This is one of those questions that is hard for a philosopher but much easier for a practical person. Most growers will have a feel for the yield potential of their land and will know if it is capable of supporting high yields. A deep soil that doesn’t drought badly is a good start. Then all the possible restrictions on yield must be identified and dealt with where necessary. Variety, drilling date, cultivations, sulphur and micronutrient use and spray programme all should be checked and optimised. The aim must be to change the shape of the nitrogen response curve as shown in the diagram. National average wheat yield is around 9 t/ha and the average fertiliser nitrogen is 190 kg N/ha. The black line shows a typical response curve based on these numbers. If nothing else is done, applying more nitrogen in this situation will just waste money without increasing yield. However, if the response curve can be changed to the green line by removing restrictions on yield, more grain will be produced for every kilogramme of nitrogen applied and there will be an increase in optimum nitrogen rate. This is the situation where the yield adjustment in RB209 can be used.


There will be other changes in the new edition of RB209 though the general structure should look familiar to those who have used the current one. As applying the optimum rate of nitrogen typically doubles the yield of non-legume crops, it could be argued that RB209 is the most important tool for a farmer or adviser. Hopefully, the new edition will be widely used – every farm office should have a copy.

Ask us a question about this page

Once you have submitted your query someone from team will contact you.
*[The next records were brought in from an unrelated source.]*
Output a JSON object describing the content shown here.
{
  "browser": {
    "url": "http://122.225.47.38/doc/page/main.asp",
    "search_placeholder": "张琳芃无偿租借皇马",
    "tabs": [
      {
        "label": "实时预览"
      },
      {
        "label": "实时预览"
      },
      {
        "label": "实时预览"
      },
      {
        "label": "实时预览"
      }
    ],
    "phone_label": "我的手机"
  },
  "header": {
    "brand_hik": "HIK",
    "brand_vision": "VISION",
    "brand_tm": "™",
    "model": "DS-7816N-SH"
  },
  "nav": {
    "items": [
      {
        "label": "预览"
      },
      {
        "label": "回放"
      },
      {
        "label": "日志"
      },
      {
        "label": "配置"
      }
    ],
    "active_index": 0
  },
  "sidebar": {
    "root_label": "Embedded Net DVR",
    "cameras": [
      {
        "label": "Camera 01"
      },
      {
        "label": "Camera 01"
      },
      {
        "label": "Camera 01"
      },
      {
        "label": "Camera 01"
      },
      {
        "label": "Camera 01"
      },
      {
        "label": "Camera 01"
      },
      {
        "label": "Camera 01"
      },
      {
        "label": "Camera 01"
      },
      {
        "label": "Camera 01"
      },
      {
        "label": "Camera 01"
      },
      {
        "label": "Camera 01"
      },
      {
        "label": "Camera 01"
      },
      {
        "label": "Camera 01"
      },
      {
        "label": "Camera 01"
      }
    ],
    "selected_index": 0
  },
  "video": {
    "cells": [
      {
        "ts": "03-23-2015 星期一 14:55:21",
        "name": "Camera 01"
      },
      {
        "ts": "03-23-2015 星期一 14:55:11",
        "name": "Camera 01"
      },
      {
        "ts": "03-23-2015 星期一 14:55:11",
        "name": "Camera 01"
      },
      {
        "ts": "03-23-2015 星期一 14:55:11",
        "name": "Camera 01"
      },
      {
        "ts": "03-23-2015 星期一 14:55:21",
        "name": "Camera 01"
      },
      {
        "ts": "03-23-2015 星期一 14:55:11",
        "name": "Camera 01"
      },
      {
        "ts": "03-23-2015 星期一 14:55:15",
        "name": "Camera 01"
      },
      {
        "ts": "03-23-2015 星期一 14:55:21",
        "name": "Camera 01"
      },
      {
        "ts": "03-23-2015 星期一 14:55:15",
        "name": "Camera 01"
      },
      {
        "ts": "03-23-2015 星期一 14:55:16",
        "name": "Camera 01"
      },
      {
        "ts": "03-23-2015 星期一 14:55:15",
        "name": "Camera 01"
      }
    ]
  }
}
If needed, your query will then be passed to the appropriate NFU policy team.

By completing the form with your details on this page, you are agreeing to have this information sent to Tried & Tested for the purposes of contacting you regarding your enquiry. Please take time to read the T&T and NFU’s Privacy Policy if you require further information.

This site is protected by reCAPTCHA and the Google Privacy Policy and Terms of Service apply.